Seems I posted the "paci bon voyage" post about a week too soon. The good news is that all this talk of getting rid of the plug is helping the little guy deal with it better. The other good news for him is that he gets to keep it for about a week longer than we had planned with a new date of riddance for next weekend...Nathan will be admitted to Shands again on Monday for a few days.
It has been a bit difficult to know which way to go with his treatment at this point. Some days he does okay with the g-tube...some days he looks really good. But then there are other days where he clearly struggles with pain and horrible reflux and feeling "sick", like he describes it. He understands now that zofran helps him when he feels sick, and he'll ask for it when it gets pretty bad. The bloating is still tough on him at times...usually if he eats something by mouth or is having an especially rough day with motility.
His reflux has gotten pretty bad. Our wonderful surgeon did the surgery in a way that should not cause any additional reflux, so the consensus is that we are just pumping him full of so much more volume with no where for it go but refluxing up until it finally starts to empty. This would be why he is gulping and coughing and hiccuping so much. We've doubled his reflux meds and are at the highest rate of his motility med, even though that has shown that it really does nothing to speed things up anyway. He has recently started complaining that his meds taste nasty and requesting something to drink to wash away the taste, even though I give them through the med port of his g-tube.
The good thing is that he has put on a little weight! One scale showed that he put on a pound since his surgery and the other showed that he put on 1/2 a pound, but it is weight gain nonetheless. I just hate that it requires so much daily discomfort and pain to get the adequate nutrition into him. I have mentioned before that one of the hardest aspects of this disease is that Nathan and others suffering from mito have to learn to live with a degree of daily pain and discomfort. There are so many times that Nate says that he hurts, and all we can say is "I'm sorry, hun." So it is difficult to know when to continue to say "I'm sorry, hun" or when to intervene with the next step of trying to help bring relief...all while not knowing if you are making the right decision or not.

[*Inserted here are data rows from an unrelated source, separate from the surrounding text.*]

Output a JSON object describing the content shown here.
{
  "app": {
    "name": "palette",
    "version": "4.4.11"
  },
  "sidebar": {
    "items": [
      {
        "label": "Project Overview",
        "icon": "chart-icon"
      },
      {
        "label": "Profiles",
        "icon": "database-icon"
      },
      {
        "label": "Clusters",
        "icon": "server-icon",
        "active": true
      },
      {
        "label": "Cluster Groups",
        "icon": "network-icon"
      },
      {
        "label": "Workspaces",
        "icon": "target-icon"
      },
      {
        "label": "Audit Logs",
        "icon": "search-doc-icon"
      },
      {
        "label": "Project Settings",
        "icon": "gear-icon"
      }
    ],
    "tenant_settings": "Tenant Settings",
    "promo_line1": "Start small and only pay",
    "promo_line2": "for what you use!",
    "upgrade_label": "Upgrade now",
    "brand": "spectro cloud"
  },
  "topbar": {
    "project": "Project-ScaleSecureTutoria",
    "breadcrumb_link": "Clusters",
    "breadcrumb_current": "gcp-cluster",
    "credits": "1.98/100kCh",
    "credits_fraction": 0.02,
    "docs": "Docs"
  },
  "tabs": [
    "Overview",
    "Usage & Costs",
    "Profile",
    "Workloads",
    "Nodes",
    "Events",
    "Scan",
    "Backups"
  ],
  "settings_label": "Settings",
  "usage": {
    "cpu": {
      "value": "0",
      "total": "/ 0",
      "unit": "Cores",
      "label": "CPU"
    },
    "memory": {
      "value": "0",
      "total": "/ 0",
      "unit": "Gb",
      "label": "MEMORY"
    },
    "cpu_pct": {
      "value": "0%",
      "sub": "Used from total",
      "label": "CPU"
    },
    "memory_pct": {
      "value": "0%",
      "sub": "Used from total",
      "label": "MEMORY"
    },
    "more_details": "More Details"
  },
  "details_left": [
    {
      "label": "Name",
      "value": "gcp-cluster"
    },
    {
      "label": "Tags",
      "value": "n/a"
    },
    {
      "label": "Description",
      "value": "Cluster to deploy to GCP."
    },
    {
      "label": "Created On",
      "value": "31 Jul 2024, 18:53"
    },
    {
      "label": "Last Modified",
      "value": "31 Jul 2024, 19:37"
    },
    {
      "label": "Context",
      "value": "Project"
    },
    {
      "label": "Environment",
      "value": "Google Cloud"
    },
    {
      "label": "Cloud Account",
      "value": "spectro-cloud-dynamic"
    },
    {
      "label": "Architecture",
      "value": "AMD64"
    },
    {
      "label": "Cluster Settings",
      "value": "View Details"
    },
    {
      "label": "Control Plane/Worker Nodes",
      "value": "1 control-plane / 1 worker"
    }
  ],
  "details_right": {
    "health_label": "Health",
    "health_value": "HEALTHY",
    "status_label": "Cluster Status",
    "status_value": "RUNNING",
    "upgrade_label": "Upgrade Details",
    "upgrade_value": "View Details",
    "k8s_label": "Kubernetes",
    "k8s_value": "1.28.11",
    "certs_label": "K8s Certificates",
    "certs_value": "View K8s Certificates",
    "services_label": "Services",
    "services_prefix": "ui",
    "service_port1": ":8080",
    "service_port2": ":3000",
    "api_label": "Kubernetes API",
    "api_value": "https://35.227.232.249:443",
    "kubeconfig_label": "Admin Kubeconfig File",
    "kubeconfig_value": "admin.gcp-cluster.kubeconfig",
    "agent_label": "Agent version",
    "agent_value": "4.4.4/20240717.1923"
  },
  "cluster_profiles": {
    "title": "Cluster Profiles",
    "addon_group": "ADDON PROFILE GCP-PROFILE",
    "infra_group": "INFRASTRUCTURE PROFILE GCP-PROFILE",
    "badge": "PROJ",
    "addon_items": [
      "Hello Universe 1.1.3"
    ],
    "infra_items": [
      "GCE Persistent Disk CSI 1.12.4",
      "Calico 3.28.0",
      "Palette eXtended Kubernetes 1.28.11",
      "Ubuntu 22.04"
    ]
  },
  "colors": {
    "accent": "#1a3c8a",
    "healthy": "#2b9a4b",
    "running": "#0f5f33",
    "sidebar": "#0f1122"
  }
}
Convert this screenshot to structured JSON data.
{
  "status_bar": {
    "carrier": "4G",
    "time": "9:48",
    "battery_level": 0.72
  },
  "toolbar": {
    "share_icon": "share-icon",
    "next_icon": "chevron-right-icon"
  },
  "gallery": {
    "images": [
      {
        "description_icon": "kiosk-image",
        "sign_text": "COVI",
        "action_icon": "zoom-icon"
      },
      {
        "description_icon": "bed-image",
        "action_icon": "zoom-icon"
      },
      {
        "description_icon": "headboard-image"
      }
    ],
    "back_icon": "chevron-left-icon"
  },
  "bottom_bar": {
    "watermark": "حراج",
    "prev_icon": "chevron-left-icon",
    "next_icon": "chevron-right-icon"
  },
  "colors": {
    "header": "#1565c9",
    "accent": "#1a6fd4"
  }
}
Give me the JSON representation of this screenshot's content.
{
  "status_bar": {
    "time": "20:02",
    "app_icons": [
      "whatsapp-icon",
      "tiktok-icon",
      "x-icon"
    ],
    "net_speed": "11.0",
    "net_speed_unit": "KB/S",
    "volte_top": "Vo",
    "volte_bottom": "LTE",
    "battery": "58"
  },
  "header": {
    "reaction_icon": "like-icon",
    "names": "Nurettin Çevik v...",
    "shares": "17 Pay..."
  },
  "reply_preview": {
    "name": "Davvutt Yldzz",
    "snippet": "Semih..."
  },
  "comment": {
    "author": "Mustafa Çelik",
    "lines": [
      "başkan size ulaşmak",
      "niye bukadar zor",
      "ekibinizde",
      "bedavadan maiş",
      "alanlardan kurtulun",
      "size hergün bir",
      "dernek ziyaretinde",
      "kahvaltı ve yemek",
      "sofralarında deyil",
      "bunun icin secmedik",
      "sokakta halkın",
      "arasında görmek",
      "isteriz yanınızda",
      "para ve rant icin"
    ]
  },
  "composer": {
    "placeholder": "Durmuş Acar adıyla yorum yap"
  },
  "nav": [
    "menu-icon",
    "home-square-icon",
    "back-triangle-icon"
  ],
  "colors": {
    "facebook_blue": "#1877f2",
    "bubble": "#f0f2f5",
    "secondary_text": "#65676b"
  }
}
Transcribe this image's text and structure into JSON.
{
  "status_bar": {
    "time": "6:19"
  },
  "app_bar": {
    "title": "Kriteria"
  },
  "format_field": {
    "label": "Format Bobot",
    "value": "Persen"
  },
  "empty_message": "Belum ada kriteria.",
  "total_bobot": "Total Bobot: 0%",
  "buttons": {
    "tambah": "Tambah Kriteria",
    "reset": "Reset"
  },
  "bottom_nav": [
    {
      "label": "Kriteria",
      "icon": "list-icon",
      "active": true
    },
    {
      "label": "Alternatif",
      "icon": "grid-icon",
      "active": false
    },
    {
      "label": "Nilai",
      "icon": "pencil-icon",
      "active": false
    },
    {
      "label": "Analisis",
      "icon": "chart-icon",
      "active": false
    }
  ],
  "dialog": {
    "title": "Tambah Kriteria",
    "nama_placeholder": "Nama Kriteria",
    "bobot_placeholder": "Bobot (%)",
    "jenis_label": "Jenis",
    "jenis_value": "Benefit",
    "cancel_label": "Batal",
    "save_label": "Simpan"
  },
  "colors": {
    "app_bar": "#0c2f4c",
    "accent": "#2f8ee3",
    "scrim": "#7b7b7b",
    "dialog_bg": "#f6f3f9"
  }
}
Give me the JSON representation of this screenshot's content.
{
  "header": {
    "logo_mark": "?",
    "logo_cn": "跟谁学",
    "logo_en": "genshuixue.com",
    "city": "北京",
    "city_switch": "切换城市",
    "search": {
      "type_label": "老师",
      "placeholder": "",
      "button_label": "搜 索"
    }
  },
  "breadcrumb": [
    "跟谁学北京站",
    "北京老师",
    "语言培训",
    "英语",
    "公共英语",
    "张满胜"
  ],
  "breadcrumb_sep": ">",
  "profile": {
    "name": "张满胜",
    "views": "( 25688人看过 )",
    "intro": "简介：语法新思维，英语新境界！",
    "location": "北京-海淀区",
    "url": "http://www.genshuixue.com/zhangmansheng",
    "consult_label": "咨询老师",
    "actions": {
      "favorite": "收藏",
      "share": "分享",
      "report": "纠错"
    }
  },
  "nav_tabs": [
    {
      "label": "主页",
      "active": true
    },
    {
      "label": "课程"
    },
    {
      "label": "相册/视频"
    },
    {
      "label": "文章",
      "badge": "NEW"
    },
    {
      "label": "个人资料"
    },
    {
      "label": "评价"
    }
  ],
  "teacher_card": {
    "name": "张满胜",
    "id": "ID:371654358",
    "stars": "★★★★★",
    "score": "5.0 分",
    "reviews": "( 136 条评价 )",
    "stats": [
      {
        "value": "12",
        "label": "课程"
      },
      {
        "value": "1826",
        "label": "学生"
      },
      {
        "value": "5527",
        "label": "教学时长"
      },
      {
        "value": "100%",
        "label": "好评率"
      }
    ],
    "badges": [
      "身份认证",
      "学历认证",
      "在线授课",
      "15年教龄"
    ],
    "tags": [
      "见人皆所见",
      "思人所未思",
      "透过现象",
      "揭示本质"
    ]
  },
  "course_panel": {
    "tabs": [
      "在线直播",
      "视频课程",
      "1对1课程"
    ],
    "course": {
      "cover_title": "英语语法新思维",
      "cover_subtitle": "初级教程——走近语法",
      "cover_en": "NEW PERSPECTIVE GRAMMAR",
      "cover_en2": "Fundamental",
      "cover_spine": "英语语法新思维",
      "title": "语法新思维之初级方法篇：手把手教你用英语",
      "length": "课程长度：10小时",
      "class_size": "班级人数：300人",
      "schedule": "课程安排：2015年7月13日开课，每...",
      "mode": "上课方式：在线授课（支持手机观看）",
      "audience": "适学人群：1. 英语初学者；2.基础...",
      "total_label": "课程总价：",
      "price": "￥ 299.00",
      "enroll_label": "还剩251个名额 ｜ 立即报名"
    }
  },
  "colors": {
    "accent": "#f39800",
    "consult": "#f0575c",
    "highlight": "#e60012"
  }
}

So, we are at a crossroads, as our surgeon put it. We know that in order for Nathan to tolerate all of this better, we are going to have to make some changes. Our GI doctors were completely correct in their prediction that he wouldn't tolerate just a g-tube, but everyone was supportive in us trying...I appreciate that. And I am extremely thankful for the next step in this journey...
Our children's hospital is one of two hospitals that is currently offering a gastric stimulator for peds patients: a pacer device that helps to stimulate contractions in the stomach to move food. Like I had written earlier, I didn't think that Nate would be eligible for it, but our surgeon said that he wants to try it for him. The success rate for the kids that responded favorably to the temporary pacer is remarkable. The question is whether Nathan will respond to the temporary pacer or not. We are optimistically hopeful and prayerful that this will be the treatment that helps with his struggles against dysmotility...all while being realistic that it may not bring the relief. But we, our surgeon and GI team, and numerous other docs that we have talked to have all said that it is worth a try. Due to the nature of mito, it may work...or it may not.If it doesn't work, our surgeon said that we need to make the decision to either do a fundoplication (where Nate would undergo a surgery that would essentially squeeze the top of his esophagus to prevent reflux) or go ahead and switch to the GJ-tube...the fork in the road if the pacer doesn't work. Honestly, I don't want to do a fundo based off two main reasons...1) Nate's lungs sound good, so it doesn't seem like he is aspirating, and 2) when you have dysmotility on one end of the GI tract, you really don't want to almost close up the other end. So, if the pacer doesn't work, we will more than likely switch to a GJ tube and get his GI system in better working order before the illness season strikes again and we lose more ground.The plan is for Nate to be admitted on Monday afternoon for IV fluids through the night, then he will go down to the OR on Tuesday to have the temporary pacer implanted. The leads of the stimulator will go through his g-tube stoma and attached to his stomach. The actual stimulator will then be taped to the outside of his belly. Our surgeon said that they typically see improvement if it happens within the first 24 hours, but he wants to give Nathan a good 1-2 weeks to see how he really responds to it. If all goes well after the placement, we should be able to head home within a day or two. Once we know how his body is responding to the extra stimulation, we will then be able to make a better decision of the next step.
We are at a difficult spot in caring for Nathan in that we don't exactly have a rule book or set treatment that will make him better. I had a good conversation with his pulmonologist the other day where we discussed that taking care of Nate from a medical standpoint in more like an art rather than a science because his body and this disease don't play by a set of predictable rules. That is tough to approach at times when we are trying to figure out what to do.
But it is times like these that I am indeed thankful that we have the love of our heavenly father who created our precious son...who has numbered every hair on his head, who is familiar with each cell in his body, who has the foreknowledge of the course his life will take. And we continue to pray that he will give us guidance in knowing how to proceed in the care of our child...of his child. Please keep my little man in your prayers next week...that this pacer will work, and that God will give him grace through another procedure.